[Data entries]
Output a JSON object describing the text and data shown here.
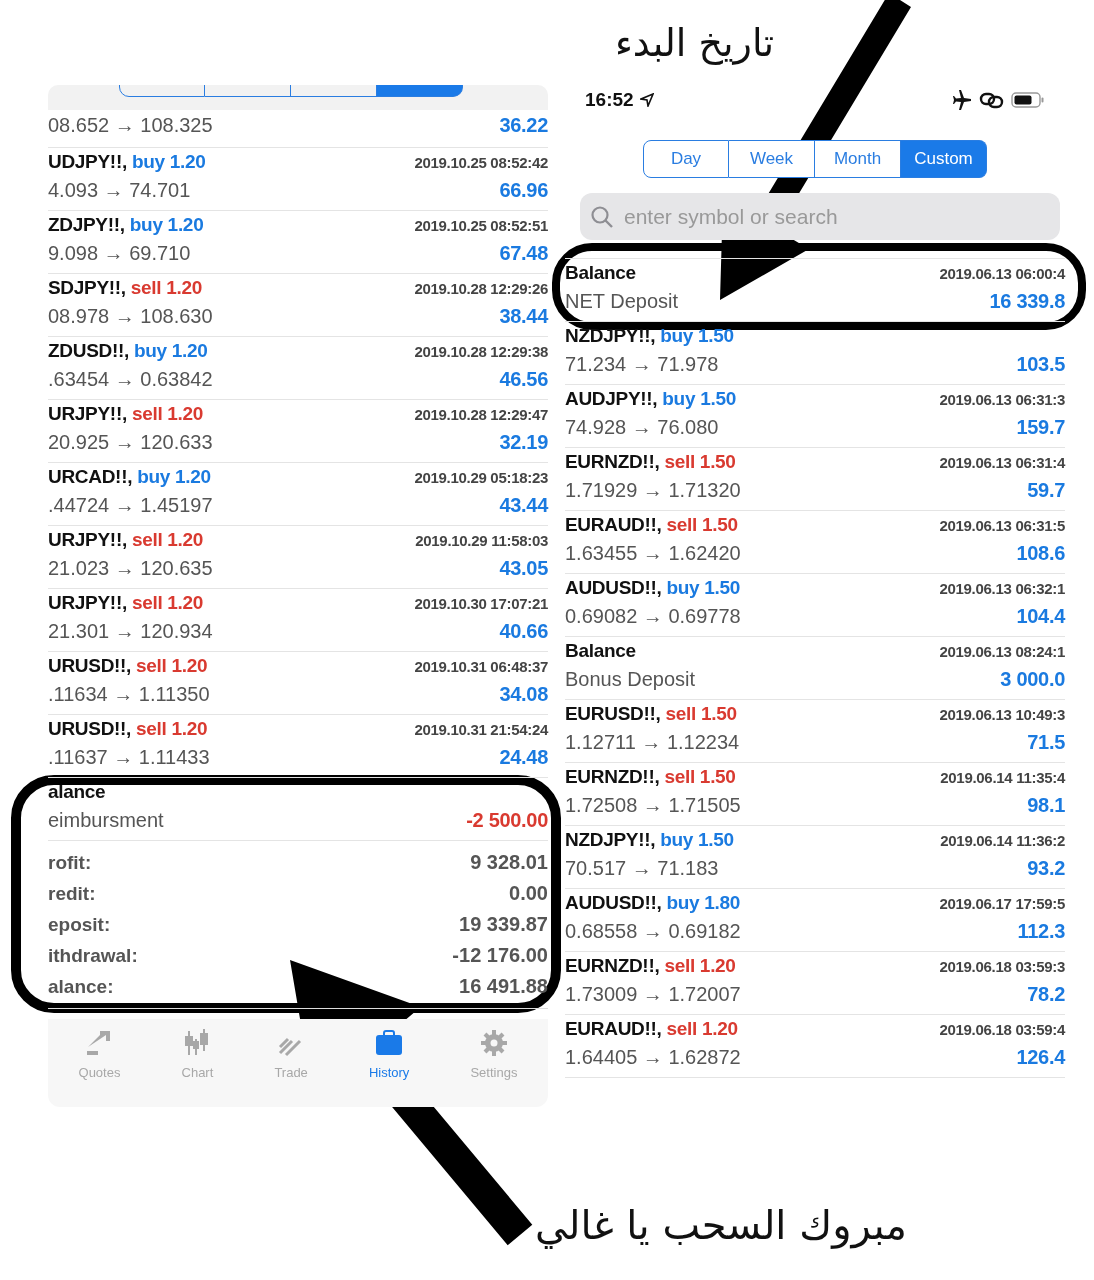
{
  "captions": {
    "top": "تاريخ البدء",
    "bottom": "مبروك السحب يا غالي"
  },
  "left": {
    "period_tabs": [
      {
        "selected": false
      },
      {
        "selected": false
      },
      {
        "selected": false
      },
      {
        "selected": true
      }
    ],
    "rows": [
      {
        "kind": "trade",
        "prices": "08.652 → 108.325",
        "profit": "36.22",
        "loss": false
      },
      {
        "kind": "trade",
        "symbol": "UDJPY!!,",
        "side": "buy 1.20",
        "sell": false,
        "time": "2019.10.25 08:52:42",
        "prices": "4.093 → 74.701",
        "profit": "66.96",
        "loss": false
      },
      {
        "kind": "trade",
        "symbol": "ZDJPY!!,",
        "side": "buy 1.20",
        "sell": false,
        "time": "2019.10.25 08:52:51",
        "prices": "9.098 → 69.710",
        "profit": "67.48",
        "loss": false
      },
      {
        "kind": "trade",
        "symbol": "SDJPY!!,",
        "side": "sell 1.20",
        "sell": true,
        "time": "2019.10.28 12:29:26",
        "prices": "08.978 → 108.630",
        "profit": "38.44",
        "loss": false
      },
      {
        "kind": "trade",
        "symbol": "ZDUSD!!,",
        "side": "buy 1.20",
        "sell": false,
        "time": "2019.10.28 12:29:38",
        "prices": ".63454 → 0.63842",
        "profit": "46.56",
        "loss": false
      },
      {
        "kind": "trade",
        "symbol": "URJPY!!,",
        "side": "sell 1.20",
        "sell": true,
        "time": "2019.10.28 12:29:47",
        "prices": "20.925 → 120.633",
        "profit": "32.19",
        "loss": false
      },
      {
        "kind": "trade",
        "symbol": "URCAD!!,",
        "side": "buy 1.20",
        "sell": false,
        "time": "2019.10.29 05:18:23",
        "prices": ".44724 → 1.45197",
        "profit": "43.44",
        "loss": false
      },
      {
        "kind": "trade",
        "symbol": "URJPY!!,",
        "side": "sell 1.20",
        "sell": true,
        "time": "2019.10.29 11:58:03",
        "prices": "21.023 → 120.635",
        "profit": "43.05",
        "loss": false
      },
      {
        "kind": "trade",
        "symbol": "URJPY!!,",
        "side": "sell 1.20",
        "sell": true,
        "time": "2019.10.30 17:07:21",
        "prices": "21.301 → 120.934",
        "profit": "40.66",
        "loss": false
      },
      {
        "kind": "trade",
        "symbol": "URUSD!!,",
        "side": "sell 1.20",
        "sell": true,
        "time": "2019.10.31 06:48:37",
        "prices": ".11634 → 1.11350",
        "profit": "34.08",
        "loss": false
      },
      {
        "kind": "trade",
        "symbol": "URUSD!!,",
        "side": "sell 1.20",
        "sell": true,
        "time": "2019.10.31 21:54:24",
        "prices": ".11637 → 1.11433",
        "profit": "24.48",
        "loss": false
      },
      {
        "kind": "balance",
        "title": "alance",
        "comment": "eimbursment",
        "profit": "-2 500.00",
        "loss": true
      }
    ],
    "summary": [
      {
        "label": "rofit:",
        "value": "9 328.01"
      },
      {
        "label": "redit:",
        "value": "0.00"
      },
      {
        "label": "eposit:",
        "value": "19 339.87"
      },
      {
        "label": "ithdrawal:",
        "value": "-12 176.00"
      },
      {
        "label": "alance:",
        "value": "16 491.88"
      }
    ],
    "tabbar": [
      {
        "label": "Quotes",
        "kind": "quotes",
        "selected": false
      },
      {
        "label": "Chart",
        "kind": "chart",
        "selected": false
      },
      {
        "label": "Trade",
        "kind": "trade",
        "selected": false
      },
      {
        "label": "History",
        "kind": "history",
        "selected": true
      },
      {
        "label": "Settings",
        "kind": "settings",
        "selected": false
      }
    ]
  },
  "right": {
    "status_bar": {
      "time": "16:52"
    },
    "period_tabs": [
      {
        "label": "Day",
        "selected": false
      },
      {
        "label": "Week",
        "selected": false
      },
      {
        "label": "Month",
        "selected": false
      },
      {
        "label": "Custom",
        "selected": true
      }
    ],
    "search": {
      "placeholder": "enter symbol or search"
    },
    "rows": [
      {
        "kind": "balance",
        "title": "Balance",
        "time": "2019.06.13 06:00:4",
        "comment": "NET Deposit",
        "profit": "16 339.8",
        "loss": false
      },
      {
        "kind": "trade",
        "symbol": "NZDJPY!!,",
        "side": "buy 1.50",
        "sell": false,
        "prices": "71.234 → 71.978",
        "profit": "103.5",
        "loss": false
      },
      {
        "kind": "trade",
        "symbol": "AUDJPY!!,",
        "side": "buy 1.50",
        "sell": false,
        "time": "2019.06.13 06:31:3",
        "prices": "74.928 → 76.080",
        "profit": "159.7",
        "loss": false
      },
      {
        "kind": "trade",
        "symbol": "EURNZD!!,",
        "side": "sell 1.50",
        "sell": true,
        "time": "2019.06.13 06:31:4",
        "prices": "1.71929 → 1.71320",
        "profit": "59.7",
        "loss": false
      },
      {
        "kind": "trade",
        "symbol": "EURAUD!!,",
        "side": "sell 1.50",
        "sell": true,
        "time": "2019.06.13 06:31:5",
        "prices": "1.63455 → 1.62420",
        "profit": "108.6",
        "loss": false
      },
      {
        "kind": "trade",
        "symbol": "AUDUSD!!,",
        "side": "buy 1.50",
        "sell": false,
        "time": "2019.06.13 06:32:1",
        "prices": "0.69082 → 0.69778",
        "profit": "104.4",
        "loss": false
      },
      {
        "kind": "balance",
        "title": "Balance",
        "time": "2019.06.13 08:24:1",
        "comment": "Bonus Deposit",
        "profit": "3 000.0",
        "loss": false
      },
      {
        "kind": "trade",
        "symbol": "EURUSD!!,",
        "side": "sell 1.50",
        "sell": true,
        "time": "2019.06.13 10:49:3",
        "prices": "1.12711 → 1.12234",
        "profit": "71.5",
        "loss": false
      },
      {
        "kind": "trade",
        "symbol": "EURNZD!!,",
        "side": "sell 1.50",
        "sell": true,
        "time": "2019.06.14 11:35:4",
        "prices": "1.72508 → 1.71505",
        "profit": "98.1",
        "loss": false
      },
      {
        "kind": "trade",
        "symbol": "NZDJPY!!,",
        "side": "buy 1.50",
        "sell": false,
        "time": "2019.06.14 11:36:2",
        "prices": "70.517 → 71.183",
        "profit": "93.2",
        "loss": false
      },
      {
        "kind": "trade",
        "symbol": "AUDUSD!!,",
        "side": "buy 1.80",
        "sell": false,
        "time": "2019.06.17 17:59:5",
        "prices": "0.68558 → 0.69182",
        "profit": "112.3",
        "loss": false
      },
      {
        "kind": "trade",
        "symbol": "EURNZD!!,",
        "side": "sell 1.20",
        "sell": true,
        "time": "2019.06.18 03:59:3",
        "prices": "1.73009 → 1.72007",
        "profit": "78.2",
        "loss": false
      },
      {
        "kind": "trade",
        "symbol": "EURAUD!!,",
        "side": "sell 1.20",
        "sell": true,
        "time": "2019.06.18 03:59:4",
        "prices": "1.64405 → 1.62872",
        "profit": "126.4",
        "loss": false
      }
    ]
  }
}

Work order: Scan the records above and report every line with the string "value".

Response to this exercise:
        "value": "9 328.01"
        "value": "0.00"
        "value": "19 339.87"
        "value": "-12 176.00"
        "value": "16 491.88"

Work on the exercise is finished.